Task to complete: Would you repeat the whole listing exactly, pictures excluded?

---------- Information given ----------

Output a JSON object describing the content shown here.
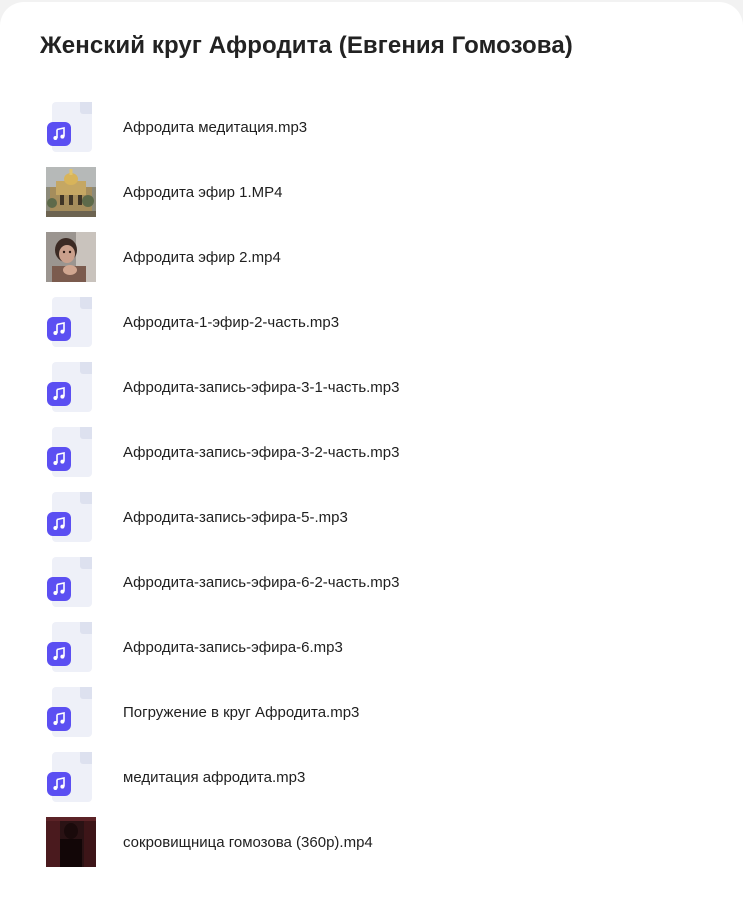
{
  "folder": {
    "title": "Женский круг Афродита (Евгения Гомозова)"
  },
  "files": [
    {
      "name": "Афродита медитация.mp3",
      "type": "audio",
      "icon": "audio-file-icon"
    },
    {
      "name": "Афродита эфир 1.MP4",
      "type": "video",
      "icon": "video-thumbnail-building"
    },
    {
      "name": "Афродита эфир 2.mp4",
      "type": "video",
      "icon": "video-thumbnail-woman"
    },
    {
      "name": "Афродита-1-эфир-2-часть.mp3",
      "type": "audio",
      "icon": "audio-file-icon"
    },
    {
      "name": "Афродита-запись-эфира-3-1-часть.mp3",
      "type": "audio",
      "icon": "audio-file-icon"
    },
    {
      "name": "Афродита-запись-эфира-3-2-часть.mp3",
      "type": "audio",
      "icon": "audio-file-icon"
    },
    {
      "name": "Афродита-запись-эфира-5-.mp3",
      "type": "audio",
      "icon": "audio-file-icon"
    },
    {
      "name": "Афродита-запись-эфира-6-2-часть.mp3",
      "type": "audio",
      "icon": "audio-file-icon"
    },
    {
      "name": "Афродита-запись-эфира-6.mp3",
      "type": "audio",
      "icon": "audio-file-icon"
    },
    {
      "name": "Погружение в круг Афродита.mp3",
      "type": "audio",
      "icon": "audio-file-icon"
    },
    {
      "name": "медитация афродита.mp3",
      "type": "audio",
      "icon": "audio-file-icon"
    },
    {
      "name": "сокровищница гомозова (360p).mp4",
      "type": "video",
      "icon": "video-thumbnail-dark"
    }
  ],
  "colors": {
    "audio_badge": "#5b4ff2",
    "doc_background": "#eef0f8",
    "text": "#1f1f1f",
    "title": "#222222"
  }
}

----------

Answer space:
Output a JSON object describing the content shown here.
{
  "folder": {
    "title": "Женский круг Афродита (Евгения Гомозова)"
  },
  "files": [
    {
      "name": "Афродита медитация.mp3",
      "type": "audio",
      "icon": "audio-file-icon"
    },
    {
      "name": "Афродита эфир 1.MP4",
      "type": "video",
      "icon": "video-thumbnail-building"
    },
    {
      "name": "Афродита эфир 2.mp4",
      "type": "video",
      "icon": "video-thumbnail-woman"
    },
    {
      "name": "Афродита-1-эфир-2-часть.mp3",
      "type": "audio",
      "icon": "audio-file-icon"
    },
    {
      "name": "Афродита-запись-эфира-3-1-часть.mp3",
      "type": "audio",
      "icon": "audio-file-icon"
    },
    {
      "name": "Афродита-запись-эфира-3-2-часть.mp3",
      "type": "audio",
      "icon": "audio-file-icon"
    },
    {
      "name": "Афродита-запись-эфира-5-.mp3",
      "type": "audio",
      "icon": "audio-file-icon"
    },
    {
      "name": "Афродита-запись-эфира-6-2-часть.mp3",
      "type": "audio",
      "icon": "audio-file-icon"
    },
    {
      "name": "Афродита-запись-эфира-6.mp3",
      "type": "audio",
      "icon": "audio-file-icon"
    },
    {
      "name": "Погружение в круг Афродита.mp3",
      "type": "audio",
      "icon": "audio-file-icon"
    },
    {
      "name": "медитация афродита.mp3",
      "type": "audio",
      "icon": "audio-file-icon"
    },
    {
      "name": "сокровищница гомозова (360p).mp4",
      "type": "video",
      "icon": "video-thumbnail-dark"
    }
  ],
  "colors": {
    "audio_badge": "#5b4ff2",
    "doc_background": "#eef0f8",
    "text": "#1f1f1f",
    "title": "#222222"
  }
}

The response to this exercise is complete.